* Your objective *
Copy the data exactly. Images are the one exception.

Web page and app entries:
Segment Open
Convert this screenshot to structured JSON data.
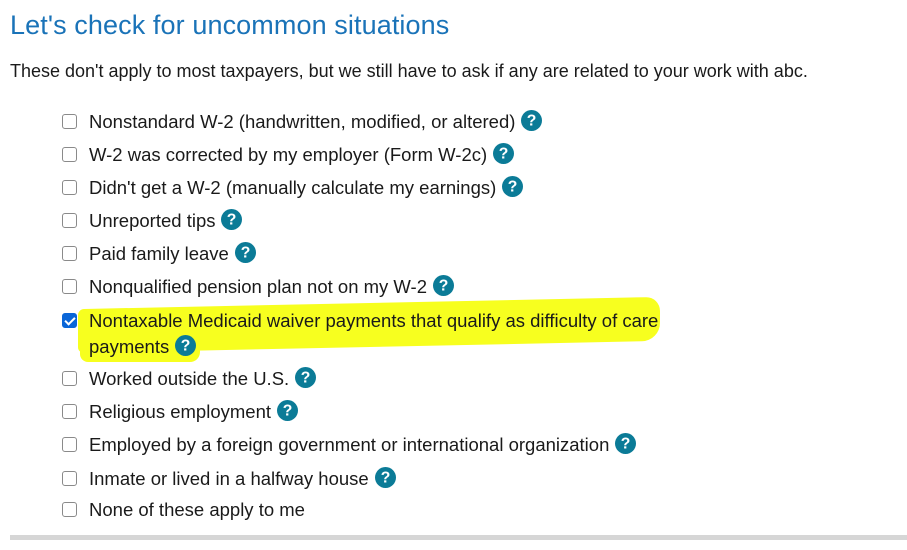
{
  "page": {
    "title": "Let's check for uncommon situations",
    "subtitle": "These don't apply to most taxpayers, but we still have to ask if any are related to your work with abc."
  },
  "help_icon": {
    "icon": "question-circle-icon",
    "color": "#0b7b97"
  },
  "colors": {
    "title": "#1a73b8",
    "checkbox_checked": "#0a66d8",
    "highlight": "#f7ff1f"
  },
  "options": [
    {
      "label": "Nonstandard W-2 (handwritten, modified, or altered)",
      "checked": false,
      "has_help": true
    },
    {
      "label": "W-2 was corrected by my employer (Form W-2c)",
      "checked": false,
      "has_help": true
    },
    {
      "label": "Didn't get a W-2 (manually calculate my earnings)",
      "checked": false,
      "has_help": true
    },
    {
      "label": "Unreported tips",
      "checked": false,
      "has_help": true
    },
    {
      "label": "Paid family leave",
      "checked": false,
      "has_help": true
    },
    {
      "label": "Nonqualified pension plan not on my W-2",
      "checked": false,
      "has_help": true
    },
    {
      "label_line1": "Nontaxable Medicaid waiver payments that qualify as difficulty of care",
      "label_line2": "payments",
      "checked": true,
      "has_help": true,
      "highlighted": true
    },
    {
      "label": "Worked outside the U.S.",
      "checked": false,
      "has_help": true
    },
    {
      "label": "Religious employment",
      "checked": false,
      "has_help": true
    },
    {
      "label": "Employed by a foreign government or international organization",
      "checked": false,
      "has_help": true
    },
    {
      "label": "Inmate or lived in a halfway house",
      "checked": false,
      "has_help": true
    },
    {
      "label": "None of these apply to me",
      "checked": false,
      "has_help": false
    }
  ]
}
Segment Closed
* Output *
Convert this screenshot to structured JSON data.
{
  "page": {
    "title": "Let's check for uncommon situations",
    "subtitle": "These don't apply to most taxpayers, but we still have to ask if any are related to your work with abc."
  },
  "help_icon": {
    "icon": "question-circle-icon",
    "color": "#0b7b97"
  },
  "colors": {
    "title": "#1a73b8",
    "checkbox_checked": "#0a66d8",
    "highlight": "#f7ff1f"
  },
  "options": [
    {
      "label": "Nonstandard W-2 (handwritten, modified, or altered)",
      "checked": false,
      "has_help": true
    },
    {
      "label": "W-2 was corrected by my employer (Form W-2c)",
      "checked": false,
      "has_help": true
    },
    {
      "label": "Didn't get a W-2 (manually calculate my earnings)",
      "checked": false,
      "has_help": true
    },
    {
      "label": "Unreported tips",
      "checked": false,
      "has_help": true
    },
    {
      "label": "Paid family leave",
      "checked": false,
      "has_help": true
    },
    {
      "label": "Nonqualified pension plan not on my W-2",
      "checked": false,
      "has_help": true
    },
    {
      "label_line1": "Nontaxable Medicaid waiver payments that qualify as difficulty of care",
      "label_line2": "payments",
      "checked": true,
      "has_help": true,
      "highlighted": true
    },
    {
      "label": "Worked outside the U.S.",
      "checked": false,
      "has_help": true
    },
    {
      "label": "Religious employment",
      "checked": false,
      "has_help": true
    },
    {
      "label": "Employed by a foreign government or international organization",
      "checked": false,
      "has_help": true
    },
    {
      "label": "Inmate or lived in a halfway house",
      "checked": false,
      "has_help": true
    },
    {
      "label": "None of these apply to me",
      "checked": false,
      "has_help": false
    }
  ]
}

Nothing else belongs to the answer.